* _What to work on_:
What lines of the data hold the string "values"? Copy them all.

App and web page records
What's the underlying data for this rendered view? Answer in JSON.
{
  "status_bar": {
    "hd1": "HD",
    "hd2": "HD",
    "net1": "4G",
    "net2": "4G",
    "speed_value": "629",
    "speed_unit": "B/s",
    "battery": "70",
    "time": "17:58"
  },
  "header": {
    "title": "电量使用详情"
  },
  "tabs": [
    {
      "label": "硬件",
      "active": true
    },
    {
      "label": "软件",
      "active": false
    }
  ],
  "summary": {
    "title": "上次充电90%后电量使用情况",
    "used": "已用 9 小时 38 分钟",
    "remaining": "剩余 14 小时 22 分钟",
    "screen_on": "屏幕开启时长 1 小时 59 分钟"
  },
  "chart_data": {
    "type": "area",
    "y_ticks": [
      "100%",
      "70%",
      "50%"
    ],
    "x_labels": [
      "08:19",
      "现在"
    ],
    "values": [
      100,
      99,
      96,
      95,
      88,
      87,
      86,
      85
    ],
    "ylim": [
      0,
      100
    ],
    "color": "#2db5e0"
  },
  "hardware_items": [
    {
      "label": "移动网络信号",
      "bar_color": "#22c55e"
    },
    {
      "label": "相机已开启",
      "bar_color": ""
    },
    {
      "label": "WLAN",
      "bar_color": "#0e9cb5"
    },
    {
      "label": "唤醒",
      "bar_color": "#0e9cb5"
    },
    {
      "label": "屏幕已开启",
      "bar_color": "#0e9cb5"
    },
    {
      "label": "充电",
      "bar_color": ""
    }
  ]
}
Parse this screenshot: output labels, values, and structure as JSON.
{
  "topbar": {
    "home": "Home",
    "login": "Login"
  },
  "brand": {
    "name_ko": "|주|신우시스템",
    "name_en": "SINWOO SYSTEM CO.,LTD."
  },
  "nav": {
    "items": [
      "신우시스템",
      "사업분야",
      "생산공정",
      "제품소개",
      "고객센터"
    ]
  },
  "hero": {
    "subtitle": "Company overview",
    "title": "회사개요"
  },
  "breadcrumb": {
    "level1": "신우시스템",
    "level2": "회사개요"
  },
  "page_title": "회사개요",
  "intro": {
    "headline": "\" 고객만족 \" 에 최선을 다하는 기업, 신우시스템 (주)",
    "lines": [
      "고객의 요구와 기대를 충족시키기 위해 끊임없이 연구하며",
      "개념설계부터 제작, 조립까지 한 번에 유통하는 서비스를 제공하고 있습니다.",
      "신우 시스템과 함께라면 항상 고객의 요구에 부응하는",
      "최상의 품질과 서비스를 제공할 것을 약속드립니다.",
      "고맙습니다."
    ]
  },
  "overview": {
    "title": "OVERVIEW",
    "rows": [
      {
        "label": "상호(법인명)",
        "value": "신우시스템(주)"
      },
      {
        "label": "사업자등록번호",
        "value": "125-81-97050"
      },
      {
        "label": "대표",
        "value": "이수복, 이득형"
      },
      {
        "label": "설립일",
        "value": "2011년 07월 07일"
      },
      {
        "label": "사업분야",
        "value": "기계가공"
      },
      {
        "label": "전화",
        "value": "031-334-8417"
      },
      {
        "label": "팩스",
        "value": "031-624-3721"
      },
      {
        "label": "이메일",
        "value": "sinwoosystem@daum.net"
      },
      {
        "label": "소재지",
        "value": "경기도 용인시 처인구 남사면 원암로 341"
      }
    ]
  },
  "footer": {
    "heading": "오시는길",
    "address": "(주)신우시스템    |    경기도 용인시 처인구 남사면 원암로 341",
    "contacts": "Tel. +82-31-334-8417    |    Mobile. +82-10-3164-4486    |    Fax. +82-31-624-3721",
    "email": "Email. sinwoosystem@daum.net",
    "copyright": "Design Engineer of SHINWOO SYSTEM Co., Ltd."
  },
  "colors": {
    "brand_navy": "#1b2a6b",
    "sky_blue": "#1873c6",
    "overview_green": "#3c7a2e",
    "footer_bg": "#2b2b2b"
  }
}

* _Expected answer_:
    "values": [
Parse this screenshot: output labels, values, and structure as JSON.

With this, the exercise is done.